glass. The east window and those on the north are poor and debased. The priest's door is straight-sided. The chancel is lower than the nave; the arch between chancel and nave is very ugly, but pointed and on octagonal shafts. The nave is divided from its aisle by two wide sprawling pointed arches with octagonal pier, and in the eastern pier is a door-like opening into the aisle. The tower is small and plain, without battlement; it has a west window of two lights, apparently Decorated, the belfry window of two lights, square-headed, and a slit in the central portion, the spire octagonal and insignificant. There are some curious gargoyles. The font has an octagonal bowl and some rope moulding. There is a gallery in the nave and an organ.
ST. LEONARD, THRYBERGH.
April 15th, 1853.-A small church with chancel and nave, no aisles, and a western tower with rather a short spire of stone. The tower itself is somewhat small, has a battlement and slight belfry window, but no buttress or door, only one division by string-course. The spire octagonal and crocketed. The whole seems to be Perpendicular. The chancel and nave are embattled, the chancel arch very plain. The south porch is low and embattled, its doorway hath a flat arch. The chancel has been partly rebuilt, or at least much modernised. The windows are long and of three lights in the nave, in the chancel modern and poor. There is a small ogee trefoiled piscina in the chancel, which looks rather Decorated.
On the south of the chancel, over the door is a niche with triangular canopy containing a figure. There is a little stained glass, and in the churchyard a mutilated sepulchral effigy.
ST. PETER, CONISBOROUGH.
April 15th, 1853.—An interesting church of some size, having a nave with north and south aisle, a chancel and a west tower engaged with the aisles. There is much of Norman work, some Early English, and some later. The clerestory and south aisle are embattled, the former having also pinnacles. The north aisle is lower and narrower than the other, which seems to have been extended and is partly
Early English, but has late Perpendicular windows. Some of the same style are also inserted in the north aisle. The interior is gloomy, and requires much improvement. The tower is Norman in its lower parts, and opens to the nave and aisles by rude semicircular arches on imposts. The north arcade of the nave is also rude Norman, and has three plain arches of that style, with circular columns having square capitals, one exhibiting some curious sculpture with foliage. The south arcade is Early English, the arches also plain with low springs, the columns light and circular with square capitals having foliage. Under one of the north windows is an ogee sepulchral arch in the wall. At the east of the north aisle is a square capital of Norman foliage and a projecting piscina, and near it a hagioscope into the chancel. The east window of the south arch is Decorated of three lights. Within the south porch is a good semiNorman door, the outer moulding toothed, the others chevroned, with two orders of shafts with capitals of foliage almost Early English.

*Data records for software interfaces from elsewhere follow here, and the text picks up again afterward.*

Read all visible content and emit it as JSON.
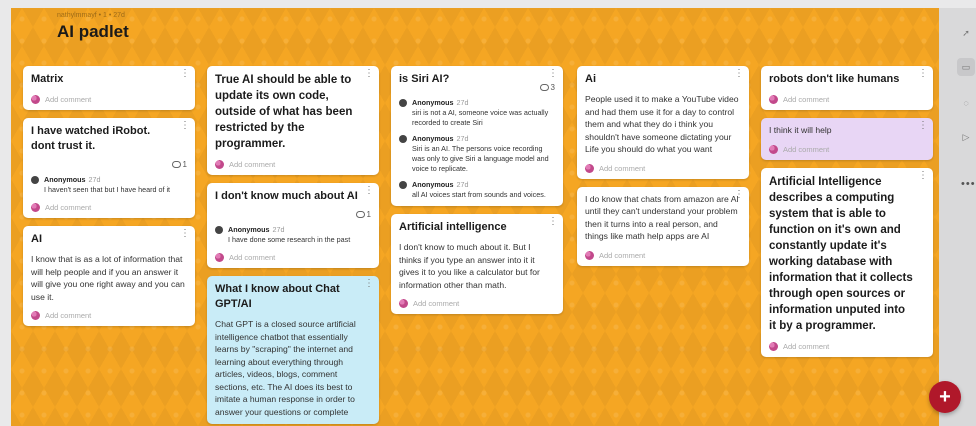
{
  "board": {
    "meta": "nathylmmayf • 1 • 27d",
    "title": "AI padlet"
  },
  "add_comment": "Add comment",
  "columns": [
    {
      "cards": [
        {
          "title": "Matrix"
        },
        {
          "title": "I have watched iRobot. dont trust it.",
          "comment_count": "1",
          "comments": [
            {
              "author": "Anonymous",
              "age": "27d",
              "text": "I haven't seen that but I have heard of it"
            }
          ]
        },
        {
          "title": "AI",
          "body": "I know that is as a lot of information that will help people and if you an answer it will give you one right away and you can use it."
        }
      ]
    },
    {
      "cards": [
        {
          "title": "True AI should be able to update its own code, outside of what has been restricted by the programmer."
        },
        {
          "title": "I don't know much about AI",
          "comment_count": "1",
          "comments": [
            {
              "author": "Anonymous",
              "age": "27d",
              "text": "I have done some research in the past"
            }
          ]
        },
        {
          "title": "What I know about Chat GPT/AI",
          "body": "Chat GPT is a closed source artificial intelligence chatbot that essentially learns by \"scraping\" the internet and learning about everything through articles, videos, blogs, comment sections, etc. The AI does its best to imitate a human response in order to answer your questions or complete"
        }
      ]
    },
    {
      "cards": [
        {
          "title": "is Siri AI?",
          "comment_count": "3",
          "comments": [
            {
              "author": "Anonymous",
              "age": "27d",
              "text": "siri is not a AI, someone voice was actually recorded to create Siri"
            },
            {
              "author": "Anonymous",
              "age": "27d",
              "text": "Siri is an AI. The persons voice recording was only to give Siri a language model and voice to replicate."
            },
            {
              "author": "Anonymous",
              "age": "27d",
              "text": "all AI voices start from sounds and voices."
            }
          ]
        },
        {
          "title": "Artificial intelligence",
          "body": "I don't know to much about it. But I thinks if you type an answer into it it gives it to you like a calculator but for information other than math."
        }
      ]
    },
    {
      "cards": [
        {
          "title": "Ai",
          "body": "People used it to make a YouTube video and had them use it for a day to control them and what they do i think you shouldn't have someone dictating your Life you should do what you want"
        },
        {
          "body": "I do know that chats from amazon are AI until they can't understand your problem then it turns into a real person, and things like math help apps are AI"
        }
      ]
    },
    {
      "cards": [
        {
          "title": "robots don't like humans"
        },
        {
          "body": "I think it will help"
        },
        {
          "title": "Artificial Intelligence describes a computing system that is able to function on it's own and constantly update it's working database with information that it collects through open sources or information unputed into it by a programmer."
        }
      ]
    }
  ],
  "sidebar": {
    "more": "•••"
  },
  "fab": {
    "label": "+"
  },
  "colors": {
    "board": "#f5a623",
    "fab": "#b0182a",
    "blue_card": "#c9ecf7",
    "purple_card": "#e8d6f5"
  }
}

The porch itself is Early English, of which character is the outer door, which has toothed mouldings and shafts with square abaci, much clogged by plaster. There is also an Early English doorway with plain imposts in the north aisle. The roofs are low pitched and of plain timbers.41 There are frightful lumbering pews, and a west gallery, in which is a large organ. The chancel arch is Norman and plain on imposts, with shafts set in the angles. The chancel still retains small traces of Norman, a string on the north side and a semicircular arched piscina, south of the sacrarium under a window. The windows are Perpendicular. The eastern one of five lights, very wide, the others square-headed. On the north there is much bare wall and a square opening near the east end which has an iron grating. The font has an octagonal bowl, panelled with quatrefoils containing shields, the stem channelled, with shafts at the angles.
There is a slab in the nave of remarkable character, sculptured all over with medallions, scrolls and foliage with singular figures intermixed.
The western part of the church is of rude masonry, the stone of which is much decayed. The masonry of part of
40 In the north arcade the western arch window remains in the north aisle.
is higher than the others.
There are three bells.